"It was a lovely experience, that weekend I was surrounded by people like my parents, family, organisations and the kids in school where I worked were so excited, some of them were rose buds.
"I remember, I sat into a car at a rally and the guy driving the car had been taught by my dad in school. It was so emotional and I am an emotional person at the best of times. Regionals were very special it was the icing on the cake that I got to Tralee.
"The year as Laois Rose was very local for me, the travel aspect of it came after. I was involved with Laois Down Syndrome, visited the home for the elderly in Mountmellick and got involved with my town of Rathdowney. For me, it was very local and I loved that," she said.
Despite being a co-ordinator for the Laois Rose Centre and helping Roses like Teresa Marie Brennan and Ailbhe Culleton, Bernadette said that she still doesn't know what defines a Rose.
"The best thing to come out of it all was being crowned Laois Rose, it is such a privilege. It is not something you can quintessentially put your finger on. What is it that makes those judges choose you as as Rose?
"Ten Laois Roses met up recently and none of us are alike, we are all very different with different jobs, backgrounds and we are from different parts of the county. No two of us are alike so what it is that makes a Rose I still don’t know," she said.
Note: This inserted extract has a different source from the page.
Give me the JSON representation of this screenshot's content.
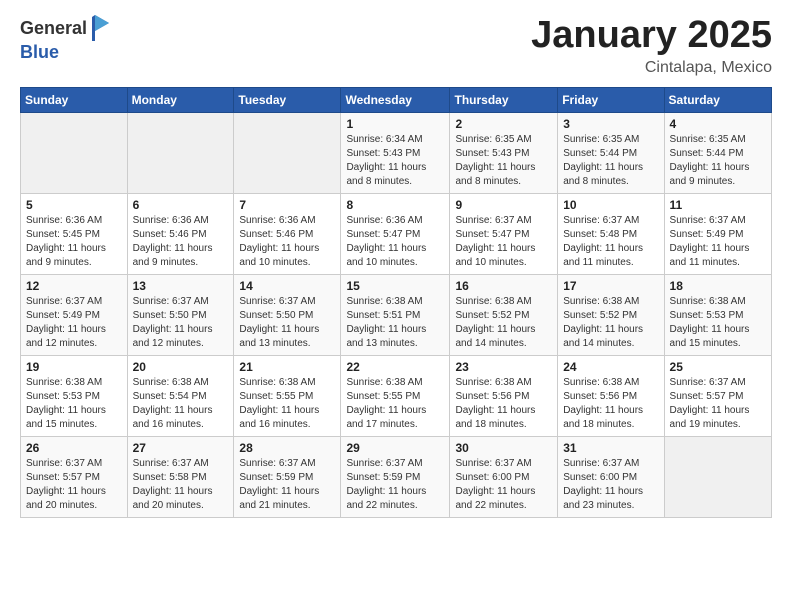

The festival still follows Bernadette and comes up in conversation with people regularly, almost 10 years after she represented the county.
"I am just back from a week volunteering in Lourdes with Irish Pilgrimage Trust with children with life limiting special needs. When I was out there I met people involved in the Rose of Tralee, there was an escort from Sarah Conlon’s year. It follows you all around the world and it is not just confined to your year, the more events you attend the wider the circle gets," she said.
Lastly, the proud Rathdowney woman shared some words of wisdom with the ladies who are putting themselves forward as Laois Rose hopefuls this weekend.
"Be yourself as a person, you are made up of the experiences you have and the people you are surrounded by and ultimately that is why you are standing on stage so you represent yourself.
"Whether you represent your town, county or an organisation, you represent who you are and because of that I think there is a place for everybody. It is about being a person who is true to themselves and that is what brings you to the point where you enter. What you put into it, you get out of it tenfold," she said.
The Laois Rose Selection night takes place on Sunday, May 6 at the Midlands Park Hotel, tickets available at reception.